EXERCISE DIRECTIONS: Find the string "this" in the records. Copy each line that has it.

MATERIALS PROVIDED:
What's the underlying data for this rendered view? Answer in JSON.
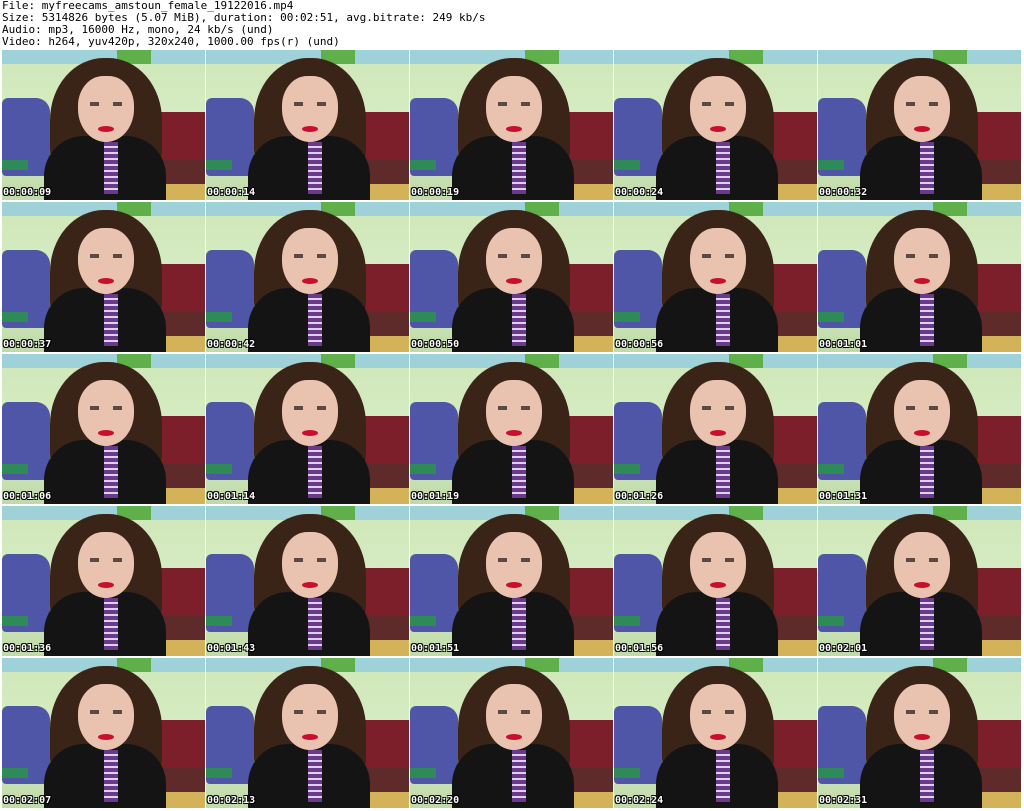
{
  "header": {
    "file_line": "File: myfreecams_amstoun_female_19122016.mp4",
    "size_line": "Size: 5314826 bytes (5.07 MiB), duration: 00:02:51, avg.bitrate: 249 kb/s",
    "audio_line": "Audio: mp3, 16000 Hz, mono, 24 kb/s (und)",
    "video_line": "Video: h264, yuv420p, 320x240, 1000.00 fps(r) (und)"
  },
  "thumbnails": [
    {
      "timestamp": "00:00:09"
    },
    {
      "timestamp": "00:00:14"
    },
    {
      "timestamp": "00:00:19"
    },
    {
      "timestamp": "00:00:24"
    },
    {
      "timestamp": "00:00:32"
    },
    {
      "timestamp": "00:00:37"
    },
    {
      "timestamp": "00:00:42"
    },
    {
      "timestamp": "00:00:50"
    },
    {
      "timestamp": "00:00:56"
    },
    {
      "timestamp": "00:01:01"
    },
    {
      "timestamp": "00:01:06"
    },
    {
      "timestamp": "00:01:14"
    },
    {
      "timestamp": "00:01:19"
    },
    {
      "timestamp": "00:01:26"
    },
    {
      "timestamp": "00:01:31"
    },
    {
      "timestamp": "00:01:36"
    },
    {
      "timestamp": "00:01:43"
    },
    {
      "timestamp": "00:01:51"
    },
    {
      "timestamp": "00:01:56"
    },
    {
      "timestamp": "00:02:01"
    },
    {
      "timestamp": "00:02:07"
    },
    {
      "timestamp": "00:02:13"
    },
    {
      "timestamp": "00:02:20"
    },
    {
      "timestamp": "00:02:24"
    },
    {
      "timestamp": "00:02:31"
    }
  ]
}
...
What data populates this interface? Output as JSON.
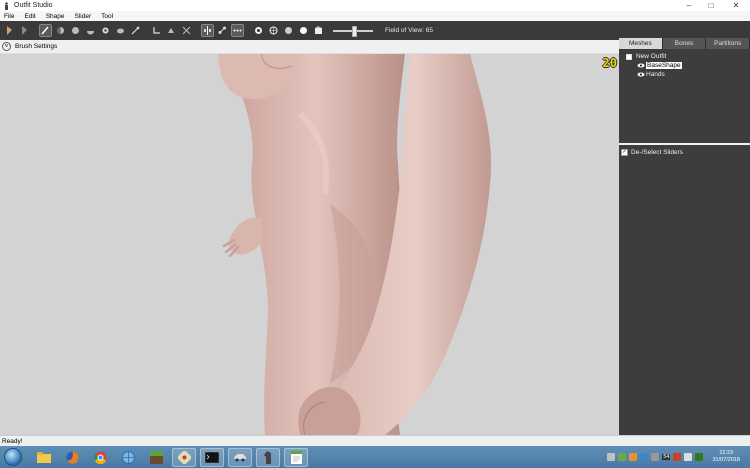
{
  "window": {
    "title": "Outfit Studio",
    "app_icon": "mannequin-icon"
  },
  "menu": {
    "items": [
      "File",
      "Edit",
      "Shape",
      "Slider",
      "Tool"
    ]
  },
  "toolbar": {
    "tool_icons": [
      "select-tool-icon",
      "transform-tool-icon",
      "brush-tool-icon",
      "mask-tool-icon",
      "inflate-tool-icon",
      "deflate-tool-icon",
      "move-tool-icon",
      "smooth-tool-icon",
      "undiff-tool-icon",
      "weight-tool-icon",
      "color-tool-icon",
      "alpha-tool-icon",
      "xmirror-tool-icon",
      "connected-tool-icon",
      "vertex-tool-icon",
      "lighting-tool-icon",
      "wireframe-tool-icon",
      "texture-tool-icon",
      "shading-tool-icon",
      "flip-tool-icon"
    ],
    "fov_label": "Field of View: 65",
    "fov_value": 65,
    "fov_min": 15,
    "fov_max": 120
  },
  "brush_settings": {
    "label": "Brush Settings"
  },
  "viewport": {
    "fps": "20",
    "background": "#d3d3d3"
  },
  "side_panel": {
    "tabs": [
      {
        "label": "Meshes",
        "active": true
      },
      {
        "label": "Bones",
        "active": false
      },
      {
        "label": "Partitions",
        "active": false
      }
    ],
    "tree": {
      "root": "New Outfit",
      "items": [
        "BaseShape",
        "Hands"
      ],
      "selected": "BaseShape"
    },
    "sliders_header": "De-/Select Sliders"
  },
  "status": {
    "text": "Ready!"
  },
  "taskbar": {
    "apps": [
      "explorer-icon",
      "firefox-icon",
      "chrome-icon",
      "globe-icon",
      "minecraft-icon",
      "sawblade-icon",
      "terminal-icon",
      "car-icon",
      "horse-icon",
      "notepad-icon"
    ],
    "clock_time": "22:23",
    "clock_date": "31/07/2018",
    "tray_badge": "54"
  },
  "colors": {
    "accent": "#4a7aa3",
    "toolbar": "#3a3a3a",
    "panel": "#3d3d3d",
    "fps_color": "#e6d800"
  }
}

SOLUTION:
What's the underlying data for this rendered view? Answer in JSON.
What data populates this interface? Output as JSON.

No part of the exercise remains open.